See him at a live art demonstration during SXSW 2015! He will be painting a giant rhinoceros beetle using his multiple layer stencil technique.
Date: Wednesday March 18, 2015
Time: 10:00am – 6:00pm
Location: HOPE Outdoor Gallery
(Baylor St, Austin, TX 78703)
Severiano “Seve” Garza II was born and raised in Austin, TX. His street art is signed with his tag name, “G52”. The story behind his tag name goes back 100 years beginning with his grandfather, Severiano Garza I, who was a rancher in McAllen, TX. His grandfather’s lucky number was 51—he purchased ranch lot 51 and owned 51 head of cattle that he branded with “G51”. Later Seve’s father went on to found G51 Ventures, so “G52” seemed like a natural choice for Seve.
Although Seve’s career as an artist has been short (only 4-5 years), his work has gained international recognition. His street art can be spotted all around Austin, as well as cities in Louisiana and California, and parts of Croatia and Turkey. He was a speaker at TEDxYouth, where he spoke to 700 Austin middle school and high school students about identity and the difference between street art and vandalism.
When asked what inspires him, Seve replied, “I carry a camera with me always, because I find inspiration wherever I go.” From a photograph he will use Photoshop and Illustrator to develop it into a format that he uses to create a multiple layer stencil. Most of his street art is created using spray paint and stencil, but he also works with wheatpaste, an adhesive made from wheat flour that is used to adhere paper to walls. His paintings are created using recycled materials, including wood scraps. From his website: “The ability to use free raw materials and keep waste out of landfills acts as a both a way to respect the planet while lowering the price of art.” In addition to being a street artist, Seve is also a photographer, videographer, and graphic designer.

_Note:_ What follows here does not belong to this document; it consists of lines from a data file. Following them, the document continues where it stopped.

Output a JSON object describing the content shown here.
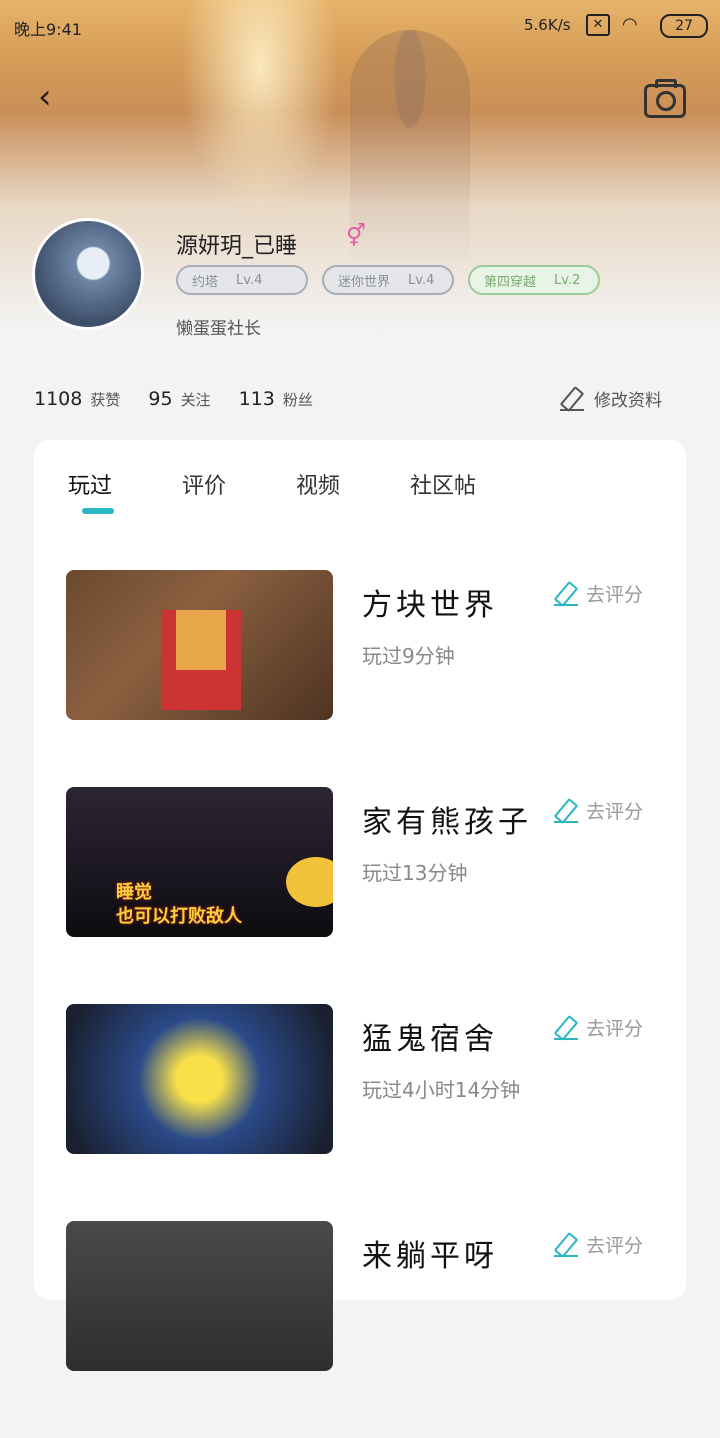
{
  "status_bar": {
    "time": "晚上9:41",
    "speed": "5.6K/s",
    "battery": "27"
  },
  "profile": {
    "username": "源妍玥_已睡",
    "gender_symbol": "⚥",
    "badges": [
      {
        "name": "约塔",
        "level": "Lv.4"
      },
      {
        "name": "迷你世界",
        "level": "Lv.4"
      },
      {
        "name": "第四穿越",
        "level": "Lv.2"
      }
    ],
    "title": "懒蛋蛋社长"
  },
  "stats": {
    "likes_value": "1108",
    "likes_label": "获赞",
    "following_value": "95",
    "following_label": "关注",
    "fans_value": "113",
    "fans_label": "粉丝",
    "edit_label": "修改资料"
  },
  "tabs": [
    "玩过",
    "评价",
    "视频",
    "社区帖"
  ],
  "games": [
    {
      "name": "方块世界",
      "rate_label": "去评分",
      "played": "玩过9分钟",
      "thumb_caption": ""
    },
    {
      "name": "家有熊孩子",
      "rate_label": "去评分",
      "played": "玩过13分钟",
      "thumb_caption": "睡觉\n也可以打败敌人"
    },
    {
      "name": "猛鬼宿舍",
      "rate_label": "去评分",
      "played": "玩过4小时14分钟",
      "thumb_caption": ""
    },
    {
      "name": "来躺平呀",
      "rate_label": "去评分",
      "played": "",
      "thumb_caption": ""
    }
  ]
}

As a college student Seve remembers being with his friends and seeing a homeless man on E. 6th Street who was clearly in need of help. He was injured and bleeding but Seve brushed him off and passed him by, like so many others that night who chose not to acknowledge him or his suffering. This incident weighed heavily on Seve’s conscience and got him thinking about how he could use his talents to bring more awareness to the problem of homelessness in Austin from a social entrepreneurship angle. From here, #PeopleOverPaint was born, the project Seve is most passionate about.

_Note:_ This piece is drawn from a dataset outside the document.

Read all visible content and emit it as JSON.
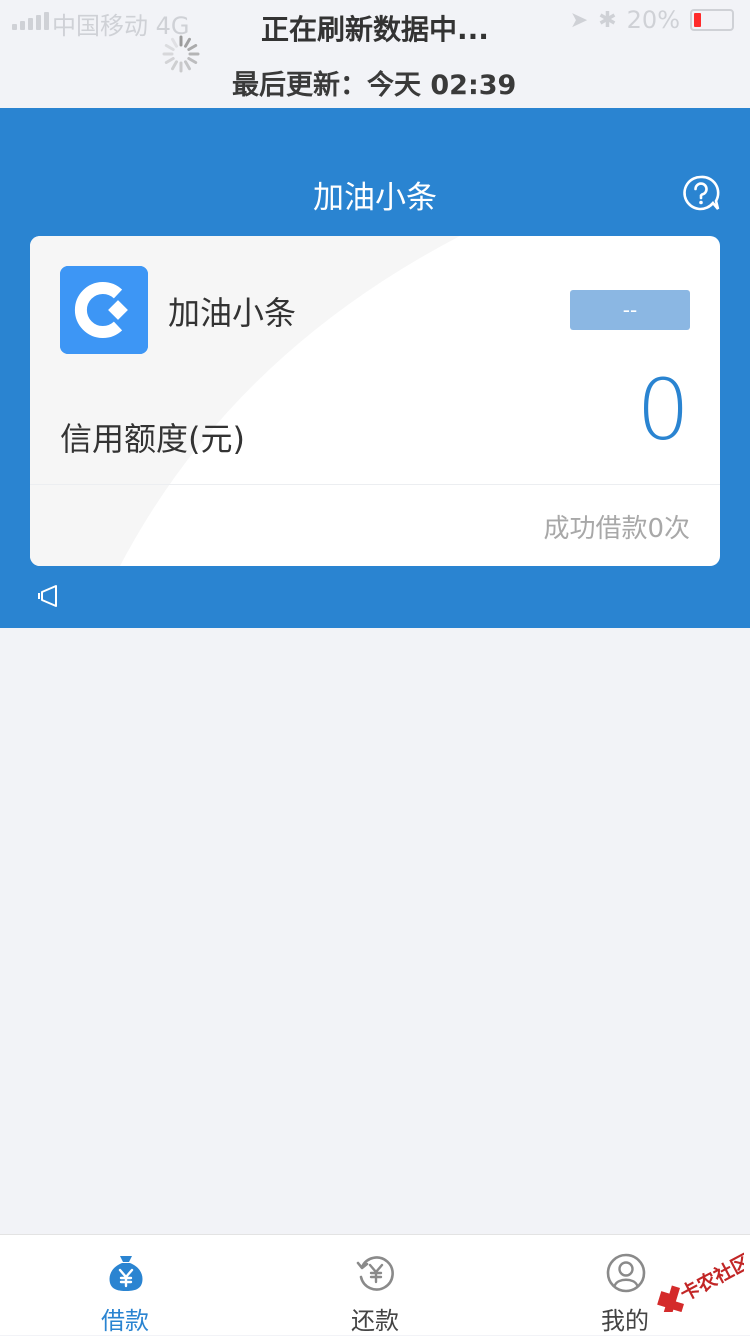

Seve paid homeless men that were willing to be interviewed and photographed $20 per hour. From the photos he would paint their portrait using his layered stencil technique. Seve romanticized homelessness in order to get people to pay attention—and it worked. One homeless man reportedly became recognizable because of his painted portrait, receiving attention and gifts from people who may have otherwise shunned his existence. And every time a portrait sells, Seve gives 10% of the profits back to his models.